The target that all parties undoubtedly agree on is increasing yields from existing stock. For producers, this simply means higher revenues and higher profitability. For those on the other end of the transaction, it means – potentially – lower land use and therefore lower levels of deforestation and forest degradation.
Similarly, all parties would agree on minimising inputs. Again, for producers, this means lower costs, and in terms of environmental management it means lower externalities such as nutrient loads.
These solutions are win-win for both the environment and for producers.
Where producer countries and governments should be wary is when training and development assistance goes beyond smallholder training and steps into high-level land-use planning. This isn’t much of a problem in Malaysia, but would likely be so in other countries.
And the wariness isn’t so much to do with what the environmental and economic outcomes might be, but how and whether any assistance can adequately deal with the considerable complications of land use in developing countries.
Assumptions are often made by well-meaning Westerners that the things they take for granted – stable land tenure, functioning titling and cadastral systems – work equally well in developing countries. This is simply not the case. Arguably the best example related to palm oil in this vein is the often-touted idea that ‘land swaps’ for oil palm plantation developers can take place easily. This would involve a developer swapping forested land for degraded land. But this requires ensuring that there aren’t competing claims on the land, whether from various levels of government, communities and other commercial interests.

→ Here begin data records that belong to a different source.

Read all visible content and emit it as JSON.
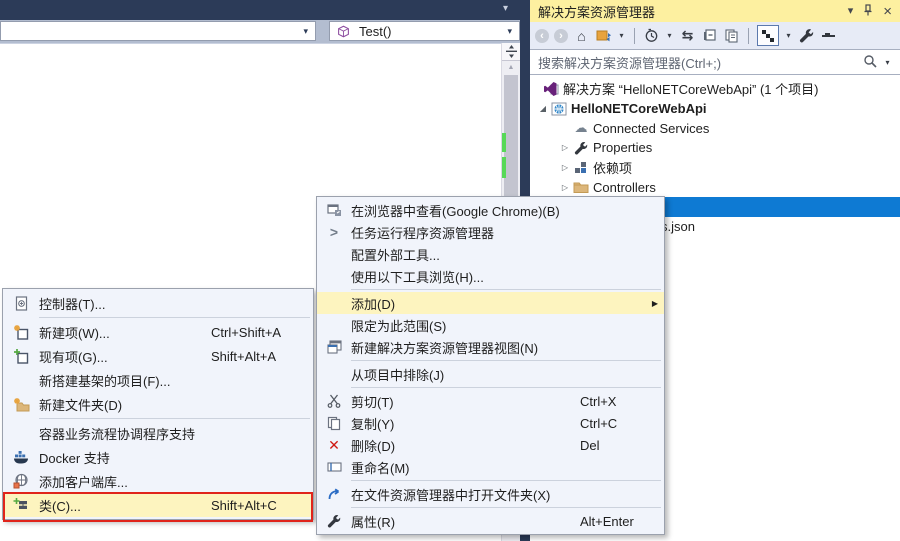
{
  "icons": {
    "dropdown": "▾",
    "up_arrow": "▲",
    "back": "‹",
    "forward": "›",
    "home": "⌂",
    "task_runner": ">",
    "refresh": "⇆",
    "cloud": "☁",
    "close": "×",
    "submenu_arrow": "▶",
    "expander_collapsed": "▷",
    "expander_expanded": "◢",
    "delete_x": "✕"
  },
  "colors": {
    "accent_selection": "#0e7ad3",
    "menu_highlight": "#fdf4bf",
    "tool_window_active_title": "#fdf0a0",
    "attention_border_red": "#e0241b",
    "top_bar_navy": "#2c3b58",
    "change_indicator_green": "#57d957"
  },
  "editor": {
    "type_dropdown_value": "",
    "member_dropdown_value": "Test()"
  },
  "solution_explorer": {
    "title": "解决方案资源管理器",
    "window_buttons": [
      "window-position",
      "pin",
      "close"
    ],
    "toolbar_icons": [
      "back",
      "forward",
      "home",
      "switch-views",
      "pending-changes-filter",
      "refresh",
      "collapse-all",
      "preview-selected-items",
      "sync-with-active-document",
      "properties",
      "collapse"
    ],
    "search_placeholder": "搜索解决方案资源管理器(Ctrl+;)",
    "tree": {
      "solution_label": "解决方案 “HelloNETCoreWebApi” (1 个项目)",
      "project_label": "HelloNETCoreWebApi",
      "items": [
        "Connected Services",
        "Properties",
        "依赖项",
        "Controllers"
      ],
      "selected_row_label": "",
      "partial_file_label": "s.json"
    }
  },
  "context_menu": {
    "items": [
      {
        "label": "在浏览器中查看(Google Chrome)(B)",
        "shortcut": ""
      },
      {
        "label": "任务运行程序资源管理器",
        "shortcut": ""
      },
      {
        "label": "配置外部工具...",
        "shortcut": ""
      },
      {
        "label": "使用以下工具浏览(H)...",
        "shortcut": ""
      },
      {
        "label": "添加(D)",
        "shortcut": "",
        "highlighted": true,
        "has_submenu": true
      },
      {
        "label": "限定为此范围(S)",
        "shortcut": ""
      },
      {
        "label": "新建解决方案资源管理器视图(N)",
        "shortcut": ""
      },
      {
        "label": "从项目中排除(J)",
        "shortcut": ""
      },
      {
        "label": "剪切(T)",
        "shortcut": "Ctrl+X"
      },
      {
        "label": "复制(Y)",
        "shortcut": "Ctrl+C"
      },
      {
        "label": "删除(D)",
        "shortcut": "Del"
      },
      {
        "label": "重命名(M)",
        "shortcut": ""
      },
      {
        "label": "在文件资源管理器中打开文件夹(X)",
        "shortcut": ""
      },
      {
        "label": "属性(R)",
        "shortcut": "Alt+Enter"
      }
    ]
  },
  "add_submenu": {
    "items": [
      {
        "label": "控制器(T)...",
        "shortcut": ""
      },
      {
        "label": "新建项(W)...",
        "shortcut": "Ctrl+Shift+A"
      },
      {
        "label": "现有项(G)...",
        "shortcut": "Shift+Alt+A"
      },
      {
        "label": "新搭建基架的项目(F)...",
        "shortcut": ""
      },
      {
        "label": "新建文件夹(D)",
        "shortcut": ""
      },
      {
        "label": "容器业务流程协调程序支持",
        "shortcut": ""
      },
      {
        "label": "Docker 支持",
        "shortcut": ""
      },
      {
        "label": "添加客户端库...",
        "shortcut": ""
      },
      {
        "label": "类(C)...",
        "shortcut": "Shift+Alt+C",
        "highlighted": true,
        "red_outline": true
      }
    ]
  }
}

The worst outcome in these situations is that pursuing such unattainable grand plans would have a real opportunity cost. The time and resources of an assistance programme – which could produce positive outcomes on the ground via farmer training – would be wasted. Instead, the mantra should be: simple, achievable, and focused on the farmers.